We do not know what soma actually was. Priests of the Hindu and Avestan traditions still perform the rites related to the taking of soma, and they consume a drink which they call soma but is more likely a surrogate for the seemingly more potent soma known to the ancients. Present-day soma is extracted from the ephedra plant. It is a mild stimulant and has an effect on the body similar to caffeine. Many believe ephedra is the very same plant referred to in the Rigveda and the Avestan Yasna. If this is true, then reports of soma’s extraordinary effects and its scarcity would have been majorly exaggerated. R. Gordon Wasson, an amateur scholar with a great interest in soma, puts forth a very convincing argument that soma was more likely a psychoactive intoxicant that caused reverie and hallucination. He identifies the fly-agaric mushroom to be the most likely candidate. This would have provided a very potent psychotropic experience, but description does not seem to match that given by ancient texts as to soma’s color and shape. Fly-agaric is a mushroom with a bright red cap; soma was supposed to be a branching stalk that was greenish yellow in color. Wasson points out that the greenish yellow color might have described only the drink itself and speculates that fly-agaric might have been consumed by a head priest who would then offer his urine, replete with all of the fungus’s psychoactive agents, to the ritual’s other participants to drink.

Frits Staal notes that ritualistic activity surrounding soma began to increase a great deal as the Proto Indo-European Aryan peoples migrated from the Oxus River into the Indus River Valley, further away from the source of the Soma plant. New rites emerged relating to the importation of soma, like, for example, the priest’s greeting to the soma merchant and the dismissal of the soma merchant from the temple. Staal speculates that the build up of ritual around soma intensified as the soma itself grew increasingly unavailable. Eventually, the spiritual energy once associated with the soma intoxication might have been transferred to its accompanying rituals, and that the actual consumption of soma became simply a component of the rite and was easily supplanted by a more readily available surrogate like ephedra.

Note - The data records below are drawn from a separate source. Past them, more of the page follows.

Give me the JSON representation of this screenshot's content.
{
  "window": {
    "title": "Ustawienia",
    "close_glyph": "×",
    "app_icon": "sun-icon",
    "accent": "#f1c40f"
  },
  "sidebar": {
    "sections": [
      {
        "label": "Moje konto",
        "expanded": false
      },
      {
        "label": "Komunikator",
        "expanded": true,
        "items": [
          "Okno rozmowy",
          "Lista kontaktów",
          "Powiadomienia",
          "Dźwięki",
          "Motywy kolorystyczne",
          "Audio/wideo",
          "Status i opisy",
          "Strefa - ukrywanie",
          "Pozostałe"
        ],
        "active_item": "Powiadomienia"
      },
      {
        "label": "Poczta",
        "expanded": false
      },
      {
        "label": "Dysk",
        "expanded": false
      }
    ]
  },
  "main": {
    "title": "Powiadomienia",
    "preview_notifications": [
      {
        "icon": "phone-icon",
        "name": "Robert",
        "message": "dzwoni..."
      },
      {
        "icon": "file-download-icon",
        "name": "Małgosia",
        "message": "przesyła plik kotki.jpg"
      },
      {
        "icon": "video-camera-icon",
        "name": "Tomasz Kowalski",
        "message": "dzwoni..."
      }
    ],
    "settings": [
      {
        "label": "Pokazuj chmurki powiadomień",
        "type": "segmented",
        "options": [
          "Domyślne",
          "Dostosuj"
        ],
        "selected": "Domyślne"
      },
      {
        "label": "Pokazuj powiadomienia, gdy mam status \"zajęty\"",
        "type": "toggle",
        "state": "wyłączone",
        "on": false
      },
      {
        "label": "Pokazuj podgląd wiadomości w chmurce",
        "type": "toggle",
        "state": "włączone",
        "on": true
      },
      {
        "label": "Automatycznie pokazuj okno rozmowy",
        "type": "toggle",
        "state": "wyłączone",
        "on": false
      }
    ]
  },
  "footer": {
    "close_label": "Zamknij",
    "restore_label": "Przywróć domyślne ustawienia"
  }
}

To date no conclusive evidence has been submitted that supports ephedra as the original soma or any other substance. Whatever spiritual qualities the soma elixir might have possessed, they are now lost to human experience and forgotten.